“Any place we applied Diamond, yield was significantly better than where it wasn’t used,” Gore says. “But when we applied it the third week of squaring, yields were significantly better than for all of the other later treatments.”

Second and third applications of Diamond later in the year didn’t add much in terms of yield, he notes. “But that’s not to say applications later in the season can’t be useful in terms of protecting the crop that’s left — we just didn’t see much additional impact from a yield standpoint.

“Applying Diamond during that early season window when adult plant bug numbers peak appears to provide the best control and best yield benefit. Gordon Snodgrass (USDA-ARS) showed that second, third, and fourth instar nymphs are as much as 10 times more tolerant of Diamond than first instar nymphs. By getting Diamond out early, as nymphs hatch they will be exposed to the material, even if at a low level, and control will be more effective.”

Also, research by Fred Musser at Mississippi State University showed that when adults had been exposed to Diamond, a very low percentage of their eggs actually hatched.

Some “new” versions of earlier materials that are effective for plant bug control, Gore says, include:

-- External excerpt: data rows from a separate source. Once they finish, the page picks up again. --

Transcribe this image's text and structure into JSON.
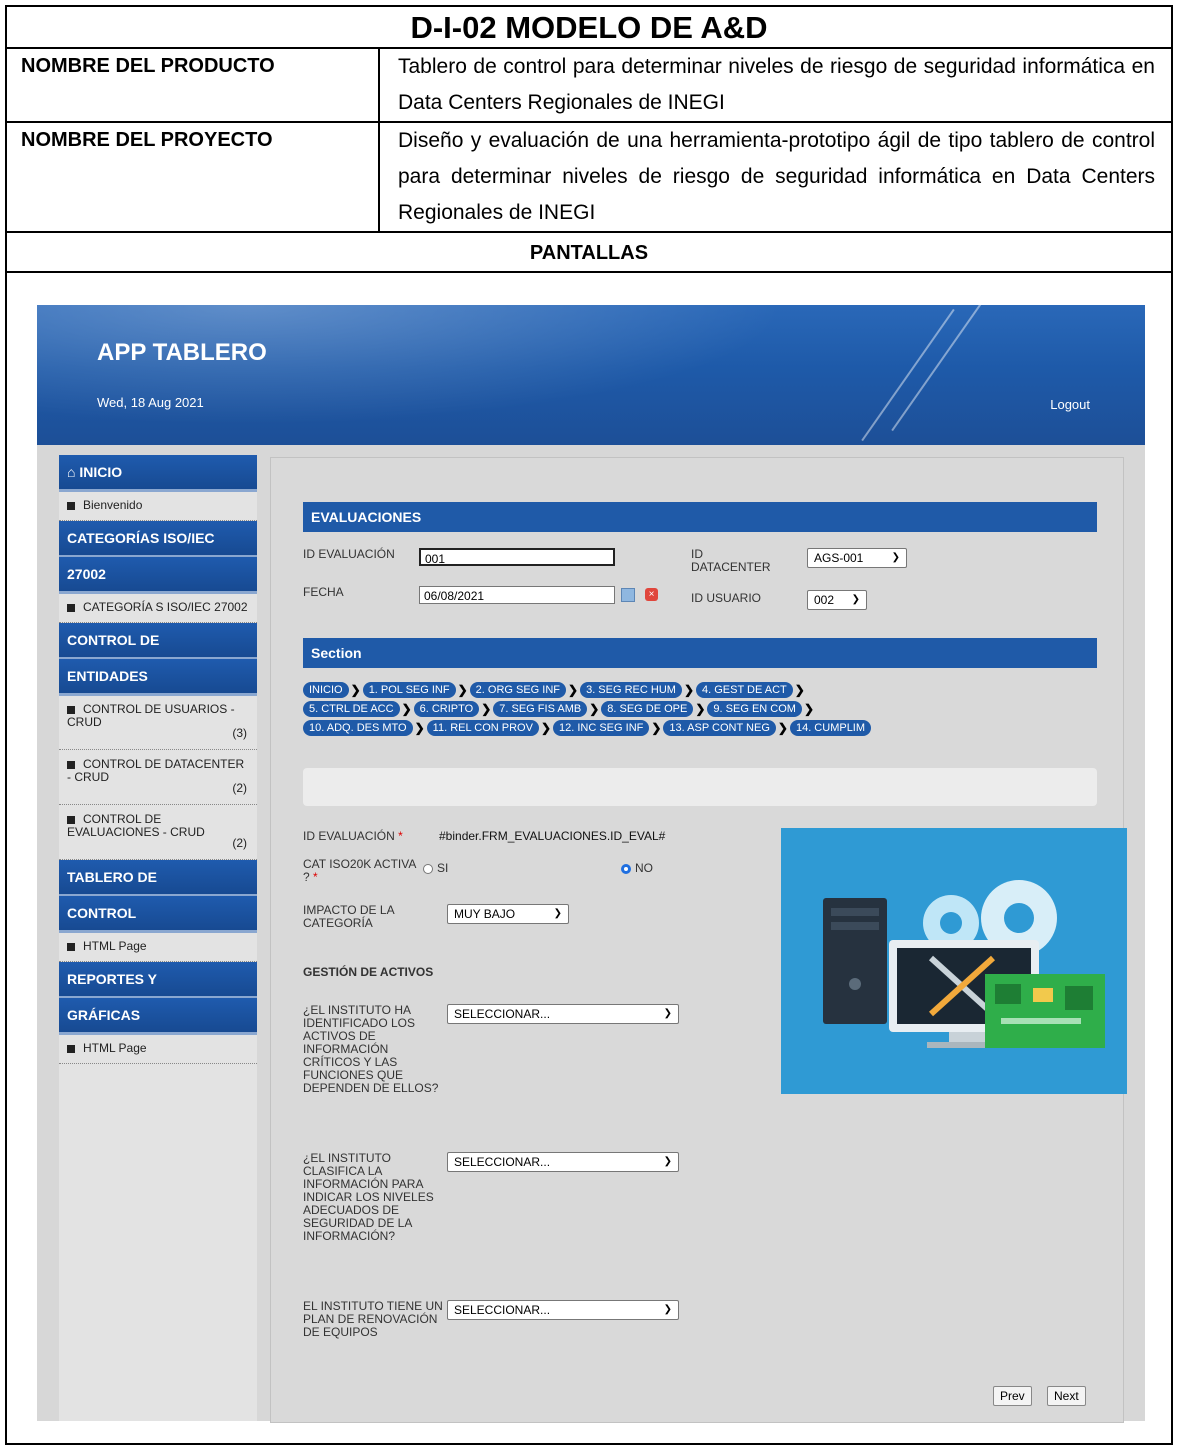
{
  "doc": {
    "title": "D-I-02 MODELO DE A&D",
    "rows": [
      {
        "label": "NOMBRE DEL PRODUCTO",
        "value": "Tablero de control para determinar niveles de riesgo de seguridad informática en Data Centers Regionales de INEGI"
      },
      {
        "label": "NOMBRE DEL PROYECTO",
        "value": "Diseño y evaluación de una herramienta-prototipo ágil de tipo tablero de control para determinar niveles de riesgo de seguridad informática en Data Centers Regionales de INEGI"
      }
    ],
    "section_heading": "PANTALLAS"
  },
  "app": {
    "title": "APP TABLERO",
    "date": "Wed, 18 Aug 2021",
    "logout": "Logout"
  },
  "sidebar": {
    "inicio": "INICIO",
    "bienvenido": "Bienvenido",
    "cat_h1": "CATEGORÍAS ISO/IEC",
    "cat_h2": "27002",
    "cat_item": "CATEGORÍA S ISO/IEC 27002",
    "ctrl_h1": "CONTROL DE",
    "ctrl_h2": "ENTIDADES",
    "ctrl_items": [
      {
        "label": "CONTROL DE USUARIOS - CRUD",
        "count": "(3)"
      },
      {
        "label": "CONTROL DE DATACENTER - CRUD",
        "count": "(2)"
      },
      {
        "label": "CONTROL DE EVALUACIONES - CRUD",
        "count": "(2)"
      }
    ],
    "tab_h1": "TABLERO DE",
    "tab_h2": "CONTROL",
    "tab_item": "HTML Page",
    "rep_h1": "REPORTES Y",
    "rep_h2": "GRÁFICAS",
    "rep_item": "HTML Page"
  },
  "form": {
    "section_title": "EVALUACIONES",
    "id_eval_label": "ID EVALUACIÓN",
    "id_eval_value": "001",
    "id_dc_label": "ID DATACENTER",
    "id_dc_value": "AGS-001",
    "fecha_label": "FECHA",
    "fecha_value": "06/08/2021",
    "id_user_label": "ID USUARIO",
    "id_user_value": "002",
    "section2_title": "Section",
    "crumbs": [
      [
        "INICIO",
        "1. POL SEG INF",
        "2. ORG SEG INF",
        "3. SEG REC HUM",
        "4. GEST DE ACT"
      ],
      [
        "5. CTRL DE ACC",
        "6. CRIPTO",
        "7. SEG FIS AMB",
        "8. SEG DE OPE",
        "9. SEG EN COM"
      ],
      [
        "10. ADQ. DES MTO",
        "11. REL CON PROV",
        "12. INC SEG INF",
        "13. ASP CONT NEG",
        "14. CUMPLIM"
      ]
    ],
    "id_eval2_label": "ID EVALUACIÓN",
    "id_eval2_value": "#binder.FRM_EVALUACIONES.ID_EVAL#",
    "cat_activa_label": "CAT ISO20K ACTIVA ?",
    "opt_si": "SI",
    "opt_no": "NO",
    "impacto_label": "IMPACTO DE LA CATEGORÍA",
    "impacto_value": "MUY BAJO",
    "gestion_title": "GESTIÓN DE ACTIVOS",
    "questions": [
      {
        "label": "¿EL INSTITUTO HA IDENTIFICADO LOS ACTIVOS DE INFORMACIÓN CRÍTICOS Y LAS FUNCIONES QUE DEPENDEN DE ELLOS?",
        "value": "SELECCIONAR..."
      },
      {
        "label": "¿EL INSTITUTO CLASIFICA LA INFORMACIÓN PARA INDICAR LOS NIVELES ADECUADOS DE SEGURIDAD DE LA INFORMACIÓN?",
        "value": "SELECCIONAR..."
      },
      {
        "label": "EL INSTITUTO TIENE UN PLAN DE RENOVACIÓN DE EQUIPOS",
        "value": "SELECCIONAR..."
      }
    ],
    "prev": "Prev",
    "next": "Next"
  }
}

• Fyfanon plus ULV from Cheminova, is labeled on cotton at 8 to 16 ounces, and in studies “has shown a sharp decline in both nymph and adult numbers.” This material is currently available.

 • Brigadier from FMC, is currently labeled on cotton, soybeans, and peanuts, with broad spectrum activity on bugs and caterpillars

• Belay from Valent, a neonicotinoid labeled on cotton and soybeans, “looks pretty good on plant bugs.”

• Bidrin XPII from Amvac, should be available this season as a premix for bugs only in cotton. “It’s no longer a co-pack, which should make it more convenient to use and still provide good control of plant bugs.”